··· DATA TO EXAMINE
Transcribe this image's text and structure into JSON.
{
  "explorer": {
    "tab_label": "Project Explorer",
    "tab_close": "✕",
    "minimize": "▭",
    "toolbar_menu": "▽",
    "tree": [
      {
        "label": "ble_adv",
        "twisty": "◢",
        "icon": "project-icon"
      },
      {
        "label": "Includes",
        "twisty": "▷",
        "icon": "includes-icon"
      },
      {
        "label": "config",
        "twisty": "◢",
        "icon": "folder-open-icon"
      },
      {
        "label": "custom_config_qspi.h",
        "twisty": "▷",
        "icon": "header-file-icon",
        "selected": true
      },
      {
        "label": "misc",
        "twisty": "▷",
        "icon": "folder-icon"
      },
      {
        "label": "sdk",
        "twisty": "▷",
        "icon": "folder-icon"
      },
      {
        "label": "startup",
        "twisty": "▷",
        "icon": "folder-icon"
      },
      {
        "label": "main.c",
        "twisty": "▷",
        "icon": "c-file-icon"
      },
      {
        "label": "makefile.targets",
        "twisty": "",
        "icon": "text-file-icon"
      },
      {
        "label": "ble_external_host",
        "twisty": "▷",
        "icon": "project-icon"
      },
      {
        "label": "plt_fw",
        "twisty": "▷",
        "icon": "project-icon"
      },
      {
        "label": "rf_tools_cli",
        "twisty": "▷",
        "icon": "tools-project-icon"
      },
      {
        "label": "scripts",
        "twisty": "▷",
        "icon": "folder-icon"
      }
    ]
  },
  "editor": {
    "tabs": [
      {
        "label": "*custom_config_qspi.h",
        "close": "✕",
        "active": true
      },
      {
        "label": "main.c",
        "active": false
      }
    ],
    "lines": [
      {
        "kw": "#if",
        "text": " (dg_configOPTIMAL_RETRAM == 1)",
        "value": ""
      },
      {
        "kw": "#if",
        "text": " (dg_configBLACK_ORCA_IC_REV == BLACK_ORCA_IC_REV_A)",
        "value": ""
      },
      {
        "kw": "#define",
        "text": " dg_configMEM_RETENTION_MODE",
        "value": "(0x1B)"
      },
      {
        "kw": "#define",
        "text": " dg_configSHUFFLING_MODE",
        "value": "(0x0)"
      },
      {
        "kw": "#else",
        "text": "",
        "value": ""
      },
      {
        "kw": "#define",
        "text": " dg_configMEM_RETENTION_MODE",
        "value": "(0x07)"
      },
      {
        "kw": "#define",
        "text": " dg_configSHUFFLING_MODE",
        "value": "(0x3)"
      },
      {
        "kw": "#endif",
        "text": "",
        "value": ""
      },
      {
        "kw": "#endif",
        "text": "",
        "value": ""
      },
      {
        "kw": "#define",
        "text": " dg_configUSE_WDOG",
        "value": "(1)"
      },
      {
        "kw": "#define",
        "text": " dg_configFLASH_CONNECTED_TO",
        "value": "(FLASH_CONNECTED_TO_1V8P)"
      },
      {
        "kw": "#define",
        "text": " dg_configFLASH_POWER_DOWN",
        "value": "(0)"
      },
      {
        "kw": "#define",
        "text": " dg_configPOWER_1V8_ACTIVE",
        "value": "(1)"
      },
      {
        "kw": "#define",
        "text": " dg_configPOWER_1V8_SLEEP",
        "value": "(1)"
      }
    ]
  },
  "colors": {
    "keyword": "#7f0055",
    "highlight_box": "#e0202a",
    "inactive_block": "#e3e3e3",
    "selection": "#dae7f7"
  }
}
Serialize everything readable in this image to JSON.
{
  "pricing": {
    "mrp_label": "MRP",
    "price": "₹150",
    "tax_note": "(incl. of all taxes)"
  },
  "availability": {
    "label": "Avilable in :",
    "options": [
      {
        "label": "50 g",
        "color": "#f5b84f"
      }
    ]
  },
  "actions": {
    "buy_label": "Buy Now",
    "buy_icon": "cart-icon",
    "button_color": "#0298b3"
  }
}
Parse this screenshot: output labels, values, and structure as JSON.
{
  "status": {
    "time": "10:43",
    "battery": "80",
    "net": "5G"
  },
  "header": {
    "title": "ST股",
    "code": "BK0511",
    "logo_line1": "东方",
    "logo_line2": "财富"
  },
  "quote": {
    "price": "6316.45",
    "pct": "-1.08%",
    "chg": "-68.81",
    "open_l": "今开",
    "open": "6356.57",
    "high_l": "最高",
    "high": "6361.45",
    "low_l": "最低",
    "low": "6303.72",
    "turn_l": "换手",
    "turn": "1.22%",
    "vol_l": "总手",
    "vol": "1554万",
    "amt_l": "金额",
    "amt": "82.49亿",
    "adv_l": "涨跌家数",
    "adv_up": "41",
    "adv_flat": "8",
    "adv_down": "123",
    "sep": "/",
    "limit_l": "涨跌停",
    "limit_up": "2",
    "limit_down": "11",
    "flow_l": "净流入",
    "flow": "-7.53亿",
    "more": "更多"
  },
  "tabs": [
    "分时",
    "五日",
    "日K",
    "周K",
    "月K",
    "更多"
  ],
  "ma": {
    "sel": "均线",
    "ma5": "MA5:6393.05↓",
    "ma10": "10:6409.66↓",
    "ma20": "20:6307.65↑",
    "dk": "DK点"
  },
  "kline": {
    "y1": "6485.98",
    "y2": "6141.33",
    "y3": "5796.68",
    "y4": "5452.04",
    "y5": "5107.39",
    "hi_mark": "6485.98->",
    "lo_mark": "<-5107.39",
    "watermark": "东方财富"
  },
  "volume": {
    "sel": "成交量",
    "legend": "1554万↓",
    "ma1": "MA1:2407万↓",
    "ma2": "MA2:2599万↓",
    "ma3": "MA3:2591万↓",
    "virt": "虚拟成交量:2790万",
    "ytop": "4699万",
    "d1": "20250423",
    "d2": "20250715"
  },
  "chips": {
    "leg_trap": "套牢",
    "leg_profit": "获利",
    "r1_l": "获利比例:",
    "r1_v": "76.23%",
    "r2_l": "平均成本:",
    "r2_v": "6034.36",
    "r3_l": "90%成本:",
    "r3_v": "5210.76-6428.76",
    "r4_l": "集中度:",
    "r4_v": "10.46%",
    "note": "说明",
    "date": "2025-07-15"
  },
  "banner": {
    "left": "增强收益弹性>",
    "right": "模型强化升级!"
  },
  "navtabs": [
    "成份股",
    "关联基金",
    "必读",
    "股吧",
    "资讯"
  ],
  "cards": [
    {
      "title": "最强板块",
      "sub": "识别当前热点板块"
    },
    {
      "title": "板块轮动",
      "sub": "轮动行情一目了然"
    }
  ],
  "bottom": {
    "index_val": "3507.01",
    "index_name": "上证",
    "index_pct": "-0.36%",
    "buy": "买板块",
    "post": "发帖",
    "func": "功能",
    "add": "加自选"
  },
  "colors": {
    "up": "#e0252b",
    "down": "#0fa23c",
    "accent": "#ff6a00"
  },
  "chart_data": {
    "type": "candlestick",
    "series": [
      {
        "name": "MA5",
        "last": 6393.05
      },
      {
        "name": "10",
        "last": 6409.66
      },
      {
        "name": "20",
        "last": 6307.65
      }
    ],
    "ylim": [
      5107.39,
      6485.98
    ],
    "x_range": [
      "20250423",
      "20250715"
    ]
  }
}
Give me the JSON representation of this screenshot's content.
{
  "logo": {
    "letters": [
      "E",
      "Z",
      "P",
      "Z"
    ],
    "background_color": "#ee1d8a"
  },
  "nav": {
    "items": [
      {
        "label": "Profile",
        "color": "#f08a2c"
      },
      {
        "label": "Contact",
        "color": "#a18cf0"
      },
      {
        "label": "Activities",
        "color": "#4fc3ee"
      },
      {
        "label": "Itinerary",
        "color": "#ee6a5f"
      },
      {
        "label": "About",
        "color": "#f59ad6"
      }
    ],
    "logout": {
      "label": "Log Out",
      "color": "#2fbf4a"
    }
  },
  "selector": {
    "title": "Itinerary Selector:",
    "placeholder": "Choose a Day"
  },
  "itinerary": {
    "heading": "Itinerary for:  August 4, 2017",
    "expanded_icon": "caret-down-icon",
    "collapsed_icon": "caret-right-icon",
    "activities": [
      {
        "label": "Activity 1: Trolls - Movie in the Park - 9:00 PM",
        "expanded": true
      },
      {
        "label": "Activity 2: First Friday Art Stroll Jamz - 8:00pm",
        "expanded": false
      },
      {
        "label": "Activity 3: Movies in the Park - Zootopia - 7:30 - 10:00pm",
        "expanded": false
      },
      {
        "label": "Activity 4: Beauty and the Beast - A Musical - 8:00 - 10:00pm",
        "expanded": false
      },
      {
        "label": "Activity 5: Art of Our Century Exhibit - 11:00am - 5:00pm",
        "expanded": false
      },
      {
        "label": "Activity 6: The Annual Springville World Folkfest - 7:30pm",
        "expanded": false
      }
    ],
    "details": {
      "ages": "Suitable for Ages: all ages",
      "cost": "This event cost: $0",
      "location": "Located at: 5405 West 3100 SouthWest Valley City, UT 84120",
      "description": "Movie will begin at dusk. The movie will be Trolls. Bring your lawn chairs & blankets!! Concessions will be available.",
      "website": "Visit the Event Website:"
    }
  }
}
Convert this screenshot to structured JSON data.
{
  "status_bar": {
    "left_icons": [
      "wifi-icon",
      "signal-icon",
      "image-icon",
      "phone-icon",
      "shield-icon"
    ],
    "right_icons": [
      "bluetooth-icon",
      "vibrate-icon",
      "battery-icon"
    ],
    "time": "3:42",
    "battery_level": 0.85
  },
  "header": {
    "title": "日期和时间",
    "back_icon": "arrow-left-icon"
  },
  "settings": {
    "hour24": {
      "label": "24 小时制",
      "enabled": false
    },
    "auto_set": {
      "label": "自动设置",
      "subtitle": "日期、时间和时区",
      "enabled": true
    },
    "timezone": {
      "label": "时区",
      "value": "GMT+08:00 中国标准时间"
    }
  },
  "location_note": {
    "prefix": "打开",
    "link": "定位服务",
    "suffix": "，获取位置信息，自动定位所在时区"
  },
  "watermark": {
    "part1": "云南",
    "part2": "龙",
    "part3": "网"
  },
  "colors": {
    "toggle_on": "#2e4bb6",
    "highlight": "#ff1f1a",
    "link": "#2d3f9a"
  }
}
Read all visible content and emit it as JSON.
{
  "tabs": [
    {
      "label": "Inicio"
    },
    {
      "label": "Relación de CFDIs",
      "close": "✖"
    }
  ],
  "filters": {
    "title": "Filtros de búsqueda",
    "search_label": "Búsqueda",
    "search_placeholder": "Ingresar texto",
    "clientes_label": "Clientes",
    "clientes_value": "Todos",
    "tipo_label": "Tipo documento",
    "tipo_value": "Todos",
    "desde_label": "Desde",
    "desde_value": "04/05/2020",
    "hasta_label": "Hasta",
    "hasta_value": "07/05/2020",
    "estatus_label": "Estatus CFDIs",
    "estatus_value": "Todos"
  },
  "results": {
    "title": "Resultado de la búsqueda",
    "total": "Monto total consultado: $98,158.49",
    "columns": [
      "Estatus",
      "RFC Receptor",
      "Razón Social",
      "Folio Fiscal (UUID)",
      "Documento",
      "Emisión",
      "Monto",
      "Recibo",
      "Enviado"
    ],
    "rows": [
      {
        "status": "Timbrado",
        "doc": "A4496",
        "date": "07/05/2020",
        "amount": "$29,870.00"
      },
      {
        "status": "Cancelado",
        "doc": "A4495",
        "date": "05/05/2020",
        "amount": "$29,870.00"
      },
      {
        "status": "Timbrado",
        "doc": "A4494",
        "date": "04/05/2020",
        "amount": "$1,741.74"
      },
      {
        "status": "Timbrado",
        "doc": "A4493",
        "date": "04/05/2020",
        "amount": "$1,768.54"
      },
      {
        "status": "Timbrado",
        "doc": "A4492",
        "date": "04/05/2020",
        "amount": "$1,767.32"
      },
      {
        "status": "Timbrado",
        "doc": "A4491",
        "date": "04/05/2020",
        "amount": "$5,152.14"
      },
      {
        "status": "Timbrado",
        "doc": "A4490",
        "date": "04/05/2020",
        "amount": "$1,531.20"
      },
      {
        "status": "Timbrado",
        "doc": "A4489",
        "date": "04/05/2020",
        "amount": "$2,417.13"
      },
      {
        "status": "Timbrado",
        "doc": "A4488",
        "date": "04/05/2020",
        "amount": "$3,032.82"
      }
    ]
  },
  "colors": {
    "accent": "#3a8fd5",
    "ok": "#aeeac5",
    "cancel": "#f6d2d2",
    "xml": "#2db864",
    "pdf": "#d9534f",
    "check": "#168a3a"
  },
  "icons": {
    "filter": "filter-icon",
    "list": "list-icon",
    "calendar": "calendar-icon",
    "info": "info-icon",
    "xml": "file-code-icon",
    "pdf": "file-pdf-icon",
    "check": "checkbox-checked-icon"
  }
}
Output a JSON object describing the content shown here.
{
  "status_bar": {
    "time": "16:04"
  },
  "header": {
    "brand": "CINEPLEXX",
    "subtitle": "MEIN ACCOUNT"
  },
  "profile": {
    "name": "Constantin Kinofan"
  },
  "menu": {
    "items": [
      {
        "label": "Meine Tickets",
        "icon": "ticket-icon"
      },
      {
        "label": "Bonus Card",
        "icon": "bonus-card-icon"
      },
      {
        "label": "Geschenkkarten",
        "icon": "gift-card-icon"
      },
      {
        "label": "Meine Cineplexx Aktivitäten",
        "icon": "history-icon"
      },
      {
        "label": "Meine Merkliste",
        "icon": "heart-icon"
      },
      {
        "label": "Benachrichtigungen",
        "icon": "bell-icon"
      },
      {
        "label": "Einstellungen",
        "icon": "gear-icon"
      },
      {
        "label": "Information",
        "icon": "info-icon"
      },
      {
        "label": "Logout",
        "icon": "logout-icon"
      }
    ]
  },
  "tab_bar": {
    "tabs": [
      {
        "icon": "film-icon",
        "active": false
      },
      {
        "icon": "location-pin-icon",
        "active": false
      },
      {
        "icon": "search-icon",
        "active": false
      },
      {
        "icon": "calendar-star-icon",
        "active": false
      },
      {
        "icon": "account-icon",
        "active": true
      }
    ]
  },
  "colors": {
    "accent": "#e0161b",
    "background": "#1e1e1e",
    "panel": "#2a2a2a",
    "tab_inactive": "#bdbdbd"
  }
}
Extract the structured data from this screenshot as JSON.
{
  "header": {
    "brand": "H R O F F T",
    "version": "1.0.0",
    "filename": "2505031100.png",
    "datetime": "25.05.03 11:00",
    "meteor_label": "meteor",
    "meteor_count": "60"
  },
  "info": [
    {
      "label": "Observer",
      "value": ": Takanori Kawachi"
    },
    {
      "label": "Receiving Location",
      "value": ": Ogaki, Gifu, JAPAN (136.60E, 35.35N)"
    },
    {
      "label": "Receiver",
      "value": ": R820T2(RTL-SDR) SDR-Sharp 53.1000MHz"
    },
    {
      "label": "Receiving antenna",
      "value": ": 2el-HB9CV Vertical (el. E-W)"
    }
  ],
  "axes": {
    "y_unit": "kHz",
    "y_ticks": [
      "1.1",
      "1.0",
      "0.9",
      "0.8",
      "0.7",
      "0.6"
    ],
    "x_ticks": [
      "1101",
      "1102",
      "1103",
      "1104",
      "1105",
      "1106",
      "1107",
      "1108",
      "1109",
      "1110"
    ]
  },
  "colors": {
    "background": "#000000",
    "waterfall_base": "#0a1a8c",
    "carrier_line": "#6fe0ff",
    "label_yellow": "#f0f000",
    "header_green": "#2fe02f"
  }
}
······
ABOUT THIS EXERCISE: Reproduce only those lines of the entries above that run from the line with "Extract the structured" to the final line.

YOUR RESPONSE:
Extract the structured data from this screenshot as JSON.
{
  "header": {
    "brand": "H R O F F T",
    "version": "1.0.0",
    "filename": "2505031100.png",
    "datetime": "25.05.03 11:00",
    "meteor_label": "meteor",
    "meteor_count": "60"
  },
  "info": [
    {
      "label": "Observer",
      "value": ": Takanori Kawachi"
    },
    {
      "label": "Receiving Location",
      "value": ": Ogaki, Gifu, JAPAN (136.60E, 35.35N)"
    },
    {
      "label": "Receiver",
      "value": ": R820T2(RTL-SDR) SDR-Sharp 53.1000MHz"
    },
    {
      "label": "Receiving antenna",
      "value": ": 2el-HB9CV Vertical (el. E-W)"
    }
  ],
  "axes": {
    "y_unit": "kHz",
    "y_ticks": [
      "1.1",
      "1.0",
      "0.9",
      "0.8",
      "0.7",
      "0.6"
    ],
    "x_ticks": [
      "1101",
      "1102",
      "1103",
      "1104",
      "1105",
      "1106",
      "1107",
      "1108",
      "1109",
      "1110"
    ]
  },
  "colors": {
    "background": "#000000",
    "waterfall_base": "#0a1a8c",
    "carrier_line": "#6fe0ff",
    "label_yellow": "#f0f000",
    "header_green": "#2fe02f"
  }
}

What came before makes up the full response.